Tuesday, September 10, 2013
TREAT IVORY POACHERS LIKE DRUG TRAFFICKERS
To stop ivory poaching, treat it like drug traffickingBy Chris Davis, China DailySeptember 9, 2013
When Kenya's President Uhuru Kenyatta made his first state visit to China last month, one of the several hefty packages he returned with was Beijing's promise to help the East African nation with its wildlife poaching problem. Kenyatta said the Chinese government offered to help improve surveillance around national parks and game reserves, and "help with capacity building to enable the Kenya Wildlife Service deal with poachers effectively", a press release from the State House in Nakuru read.
The problem, by anyone's numbers, is bad. And it's not just in Kenya. UNESCO recently said "the massacre of wild species has reached an industrial scale, in particular the poaching of animals for their ivory". The UN's Convention on International Trade in Endangered Species says that 30,000 elephants are slaughtered every year for their ivory and could become extinct in 15 to 20 years.

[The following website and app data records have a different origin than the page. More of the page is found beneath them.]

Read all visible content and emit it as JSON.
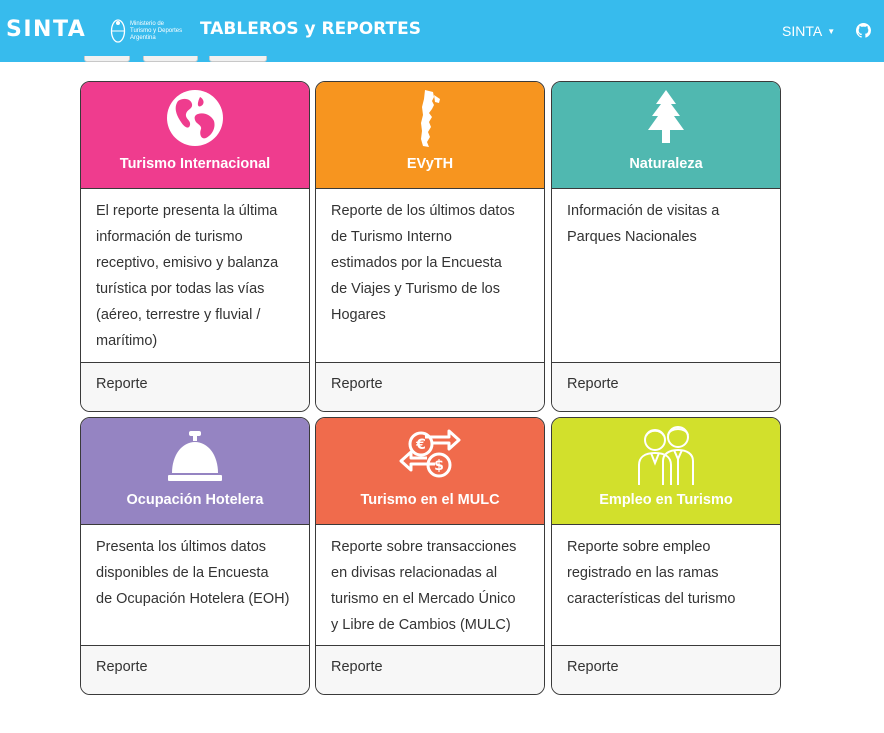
{
  "navbar": {
    "brand": "SINTA",
    "ministry_lines": [
      "Ministerio de",
      "Turismo y Deportes",
      "Argentina"
    ],
    "title": "TABLEROS y REPORTES",
    "menu_label": "SINTA"
  },
  "colors": {
    "navbar": "#37bbed",
    "turismo_internacional": "#ef3c8e",
    "evyth": "#f7951f",
    "naturaleza": "#50b8b0",
    "ocupacion_hotelera": "#9584c2",
    "mulc": "#f06b4c",
    "empleo": "#d2e02c"
  },
  "cards": [
    {
      "title": "Turismo Internacional",
      "icon": "globe-icon",
      "body": [
        "El reporte presenta la última",
        "información de turismo",
        "receptivo, emisivo y balanza",
        "turística por todas las vías",
        "(aéreo, terrestre y fluvial /",
        "marítimo)"
      ],
      "footer": "Reporte"
    },
    {
      "title": "EVyTH",
      "icon": "argentina-map-icon",
      "body": [
        "Reporte de los últimos datos",
        "de Turismo Interno",
        "estimados por la Encuesta",
        "de Viajes y Turismo de los",
        "Hogares"
      ],
      "footer": "Reporte"
    },
    {
      "title": "Naturaleza",
      "icon": "pine-tree-icon",
      "body": [
        "Información de visitas a",
        "Parques Nacionales"
      ],
      "footer": "Reporte"
    },
    {
      "title": "Ocupación Hotelera",
      "icon": "service-bell-icon",
      "body": [
        "Presenta los últimos datos",
        "disponibles de la Encuesta",
        "de Ocupación Hotelera (EOH)"
      ],
      "footer": "Reporte"
    },
    {
      "title": "Turismo en el MULC",
      "icon": "currency-exchange-icon",
      "body": [
        "Reporte sobre transacciones",
        "en divisas relacionadas al",
        "turismo en el Mercado Único",
        "y Libre de Cambios (MULC)"
      ],
      "footer": "Reporte"
    },
    {
      "title": "Empleo en Turismo",
      "icon": "workers-icon",
      "body": [
        "Reporte sobre empleo",
        "registrado en las ramas",
        "características del turismo"
      ],
      "footer": "Reporte"
    }
  ]
}
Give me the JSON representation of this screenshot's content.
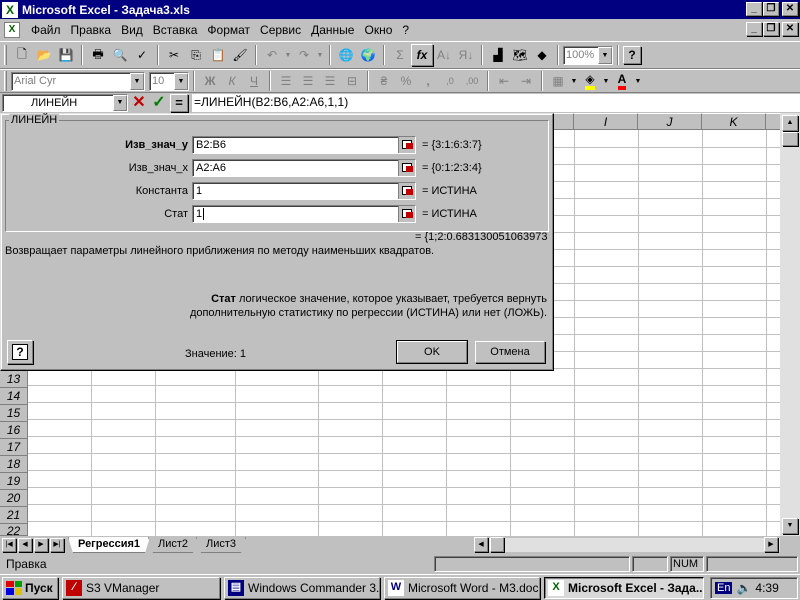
{
  "window": {
    "title": "Microsoft Excel - Задача3.xls",
    "app_icon": "excel-icon"
  },
  "menu": {
    "items": [
      "Файл",
      "Правка",
      "Вид",
      "Вставка",
      "Формат",
      "Сервис",
      "Данные",
      "Окно",
      "?"
    ]
  },
  "toolbar": {
    "zoom": "100%",
    "font": "Arial Cyr",
    "font_size": "10",
    "bold": "Ж",
    "italic": "К",
    "underline": "Ч",
    "currency": "₴",
    "percent": "%",
    "comma": ",",
    "sum": "Σ",
    "fx": "fx",
    "help": "?"
  },
  "formula_bar": {
    "name_box": "ЛИНЕЙН",
    "cancel": "✕",
    "enter": "✓",
    "equals": "=",
    "formula": "=ЛИНЕЙН(B2:B6,A2:A6,1,1)"
  },
  "grid": {
    "visible_columns": [
      "I",
      "J",
      "K"
    ],
    "visible_rows": [
      "13",
      "14",
      "15",
      "16",
      "17",
      "18",
      "19",
      "20",
      "21",
      "22"
    ]
  },
  "dialog": {
    "frame_title": "ЛИНЕЙН",
    "args": [
      {
        "label": "Изв_знач_у",
        "value": "B2:B6",
        "result": "= {3:1:6:3:7}"
      },
      {
        "label": "Изв_знач_х",
        "value": "A2:A6",
        "result": "= {0:1:2:3:4}"
      },
      {
        "label": "Константа",
        "value": "1",
        "result": "= ИСТИНА"
      },
      {
        "label": "Стат",
        "value": "1",
        "result": "= ИСТИНА"
      }
    ],
    "result": "= {1;2:0.683130051063973",
    "description": "Возвращает параметры линейного приближения по методу наименьших квадратов.",
    "arg_name": "Стат",
    "arg_description_1": "логическое значение, которое указывает, требуется вернуть",
    "arg_description_2": "дополнительную статистику по регрессии (ИСТИНА) или нет (ЛОЖЬ).",
    "value_text": "Значение: 1",
    "ok_label": "OK",
    "cancel_label": "Отмена",
    "help_icon": "?"
  },
  "sheets": {
    "tabs": [
      "Регрессия1",
      "Лист2",
      "Лист3"
    ],
    "active": "Регрессия1"
  },
  "status": {
    "text": "Правка",
    "num": "NUM"
  },
  "taskbar": {
    "start": "Пуск",
    "buttons": [
      {
        "label": "S3 VManager",
        "icon": "s3-icon"
      },
      {
        "label": "Windows Commander 3.0...",
        "icon": "commander-icon"
      },
      {
        "label": "Microsoft Word - M3.doc",
        "icon": "word-icon"
      },
      {
        "label": "Microsoft Excel - Зада...",
        "icon": "excel-icon"
      }
    ],
    "lang": "En",
    "clock": "4:39"
  },
  "colors": {
    "titlebar": "#000080",
    "face": "#c0c0c0",
    "cancel_x": "#c00000",
    "enter_check": "#008000",
    "font_color": "#ff0000",
    "fill_color": "#ffff00"
  }
}
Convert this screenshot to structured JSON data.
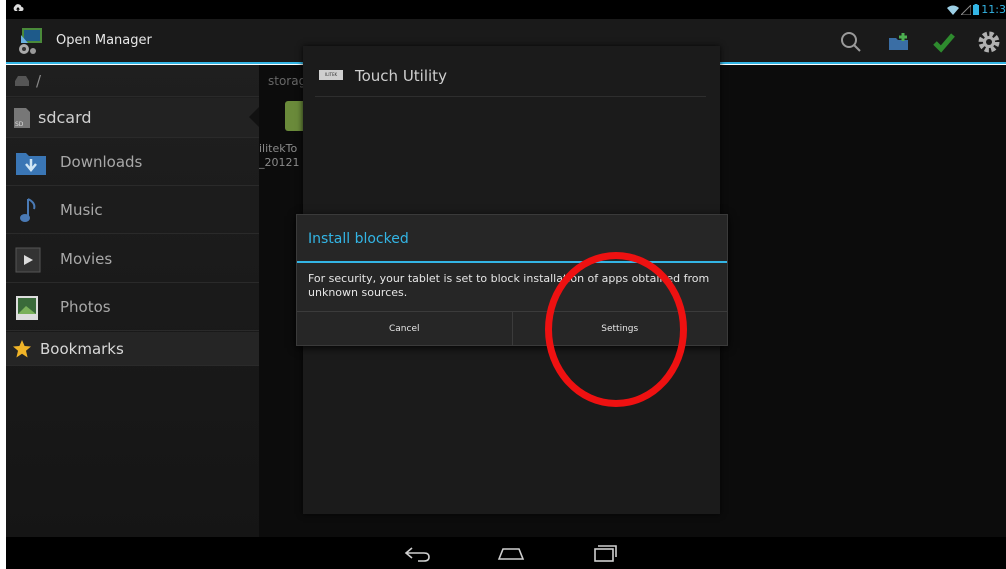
{
  "status_bar": {
    "clock": "11:3"
  },
  "action_bar": {
    "app_title": "Open Manager",
    "actions": [
      "search-icon",
      "new-folder-icon",
      "checkmark-icon",
      "settings-icon"
    ]
  },
  "sidebar": {
    "root_path": "/",
    "storage_label": "sdcard",
    "items": [
      {
        "label": "Downloads",
        "icon": "downloads-icon"
      },
      {
        "label": "Music",
        "icon": "music-icon"
      },
      {
        "label": "Movies",
        "icon": "movies-icon"
      },
      {
        "label": "Photos",
        "icon": "photos-icon"
      }
    ],
    "bookmarks_label": "Bookmarks"
  },
  "content": {
    "breadcrumb": "storag",
    "file_name": "ilitekTo\n_20121"
  },
  "touch_utility": {
    "title": "Touch Utility",
    "icon_text": "ILITEK"
  },
  "install_dialog": {
    "title": "Install blocked",
    "message": "For security, your tablet is set to block installation of apps obtained from unknown sources.",
    "cancel_label": "Cancel",
    "settings_label": "Settings"
  },
  "colors": {
    "accent": "#33b5e5",
    "annotation": "#ee1111"
  }
}
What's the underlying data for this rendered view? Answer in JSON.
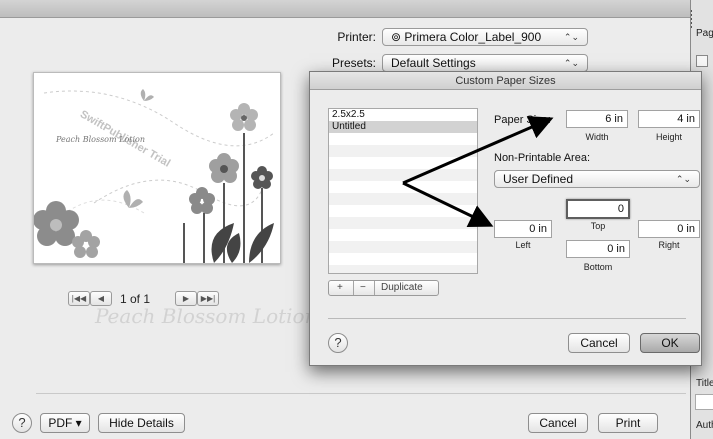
{
  "printer": {
    "label": "Printer:",
    "value": "Primera Color_Label_900",
    "printer_icon": "printer-status-icon"
  },
  "presets": {
    "label": "Presets:",
    "value": "Default Settings"
  },
  "preview": {
    "card_text": "Peach Blossom Lotion",
    "watermark_text": "SwiftPublisher Trial",
    "ghost_text": "Peach Blossom Lotion"
  },
  "pager": {
    "first": "|◀◀",
    "prev": "◀",
    "text": "1 of 1",
    "next": "▶",
    "last": "▶▶|"
  },
  "bottom": {
    "help": "?",
    "pdf_label": "PDF ▾",
    "hide_details": "Hide Details",
    "cancel": "Cancel",
    "print": "Print"
  },
  "right_panel": {
    "label_top": "Page",
    "label_title": "Title",
    "label_author": "Auth"
  },
  "sheet": {
    "title": "Custom Paper Sizes",
    "sizes": [
      "2.5x2.5",
      "Untitled"
    ],
    "selected_index": 1,
    "add": "+",
    "remove": "−",
    "duplicate": "Duplicate",
    "paper_size_label": "Paper Size:",
    "width_value": "6 in",
    "height_value": "4 in",
    "width_label": "Width",
    "height_label": "Height",
    "non_printable_label": "Non-Printable Area:",
    "non_printable_value": "User Defined",
    "top_value": "0",
    "left_value": "0 in",
    "right_value": "0 in",
    "bottom_value": "0 in",
    "top_label": "Top",
    "left_label": "Left",
    "right_label": "Right",
    "bottom_label": "Bottom",
    "help": "?",
    "cancel": "Cancel",
    "ok": "OK"
  },
  "colors": {
    "annotation_arrow": "#000000",
    "default_button": "#b9b9b9"
  }
}
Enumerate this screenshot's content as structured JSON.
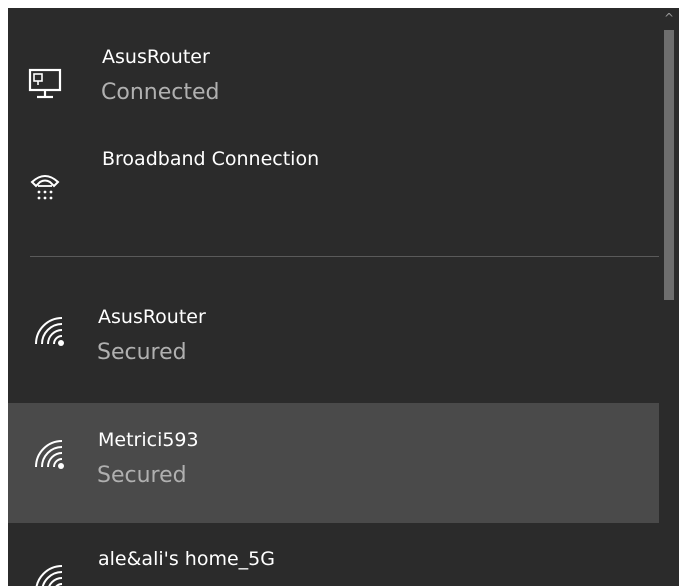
{
  "wired_connections": [
    {
      "name": "AsusRouter",
      "status": "Connected",
      "icon": "ethernet-computer-icon"
    },
    {
      "name": "Broadband Connection",
      "status": "",
      "icon": "dialup-phone-icon"
    }
  ],
  "wifi_networks": [
    {
      "name": "AsusRouter",
      "status": "Secured",
      "icon": "wifi-secured-icon"
    },
    {
      "name": "Metrici593",
      "status": "Secured",
      "icon": "wifi-secured-icon"
    },
    {
      "name": "ale&ali's home_5G",
      "status": "",
      "icon": "wifi-secured-icon"
    }
  ],
  "scrollbar": {
    "up_arrow": "^"
  },
  "colors": {
    "panel_bg": "#2b2b2b",
    "hover_bg": "#4a4a4a",
    "text_primary": "#ffffff",
    "text_secondary": "#b0b0b0"
  }
}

Matthew Lewis, senior program officer with the World Wildlife Fund and a specialist in African species conservation, said that poaching of elephants in Africa is "at the highest levels we've seen since we've been tracking it".
Lewis says that "without question, demand in China has largely driven this increase in elephant ivory poaching. The growth in the economy of China has a strong correlation with demand. The availability of spending money for the average Chinese individual means that ivory as a status symbol is highly in demand in China." What can China do about it? Lewis thinks it goes way beyond giving money to Africa's anti-poaching efforts. He calls for a much deeper relationship between African governments and China in combating the crime, working very closely hand-in-hand on enforcement issues. "Certainly money for anti-poaching would be crucial, the rangers need better equipment, better training and more of them," he said. "But follow-up on basic enforcement would be absolutely crucial."
A Chinese individual gets arrested with ivory on the African continent and is given a slap on the wrist or hefty fine, sometimes a sentence, but beyond that nothing. In Lewis' ideal world, the Chinese government would do follow-up investigations, find out who that person is linked to, is he an organized criminal involved with a syndicate? "It's not arresting the poacher that's going to get us over this crisis, it's going to be taking down these large multi-national syndicates of organized criminals with kingpins at their head who are making millions and millions of dollars out of this trade," Lewis said. READ FULL STORY